In 1968 when I was a schoolboy, I used to listen to Jonathan King reviewing new record releases on Radio 2. Being a fan of Petula Clark, I had discovered that Tony Hatch and Jackie Trent had written many of her greatest hits and noticed that Tony and Jackie had written a song called Hollywood which had been recorded by Jackie and which was released on Pye Records.
King, of course, laid into it and I was so incensed at the time that I wrote to Tony at Pye Records and he replied to me with a very kind letter of appreciation from them both.
Tony Hatch on stage (pic: 2013) with Saturday evening's very special guest
Fast forward to a packed Royal Festival Hall on Saturday 5 July 2014, where I had the pleasure of attending Tony Hatch: A Life in Music. There was a 40-piece orchestra who played an opening medley of spectacular arrangements of many of Tony's hit compositions and then Sir Michael Grade, one-time controller of BBC One, introduced Tony and they settled down on a sofa for a fascinating walk through Tony's musical life, interspersed with renditions of his songs by guests ranging from Marti Webb, Joe McElderry and Rhydian to one very special guest who, like the biblical good wine, was kept till last.
Tony , who had received his musical education as a chorister, revealed that he had received, via his mother, inspiration from the melodies of Ivor Novello and that he had realised that he was going to write music from the age of four. At 18 he went to work in Denmark Street simply because of the address and its musical reputation and, on receiving his call up for National Service, must have been the only conscript who had a hit in the top 20 while serving in the Armed Forces.
In the early 60s he went to work for Pye Records and wrote a hit for Bobby Rydell called Forget Him under the pseudonym of Mark Anthony, as it was not done for record producers like Tony to write the songs as well. Joe McElderry beautifully brought this melodic ballad to life once again.
The Orchestra, now being conducted by Tony, serenaded us through a sweepingly rich medley of TV Hits including the very familiar themes from Man Alive, Crossroads, Emmerdale, Mr and Mrs., and, of course, Neighbours, during which the audience were asked to join in - which they did con gusto.
The many vignettes in the conversation revealed what an interesting life this songsmith has led and also what a genuinely nice and empathetic person he is. He did, at one stage, make a fleeting mention of his former wife Jackie Trent and there is a painful legacy under that particular surface, but he also paid tribute to his wife Maggie with whom he lives happily in Menorca, and both she and two of his children were present in the audience for this celebration.
One of Tony's most beautiful songs, Joanna, which was recorded at the time by Scott Walker, was also sung by Joe McElderry, and was very much appreciated by the audience.

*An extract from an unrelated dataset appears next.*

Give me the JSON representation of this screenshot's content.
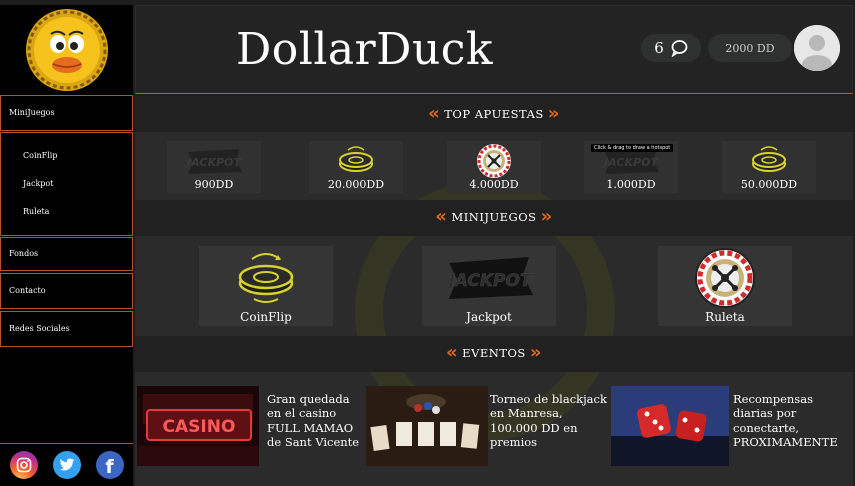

Other hits, including his Eurovision song for Matt Monroe I Love The Little Things, were all sung spectacularly well by young artists Sophie Evans, Rumer, John Owain Jones and it was perhaps Rhydian's performance of If You Ever Leave Me which Tony had written for Jack Jones which was most impressive.
I didn't know that Tony had written Messing About On The River so it was a particular pleasure to have him play it and sing it to us while once again asking us to join in. There must have been many musical people in the audience because it was noticeable how such a crowd sang so well!
And then the special guest - Petula Clark - was brought onto the stage by Michael Grade to thunderous applause and a standing ovation. She was poised and glamorous in her 83rd year and joined the conversation before adding her own original magic to a song which they had composed together in Menorca called Rainbow, followed by two of Tony's best known hits which she recorded - Don't Sleep in the Subway and the legendary Downtown. During the chorus of Downtown she was joined on the stage by the rest of the performers in a fitting end to this truly enchanting evening.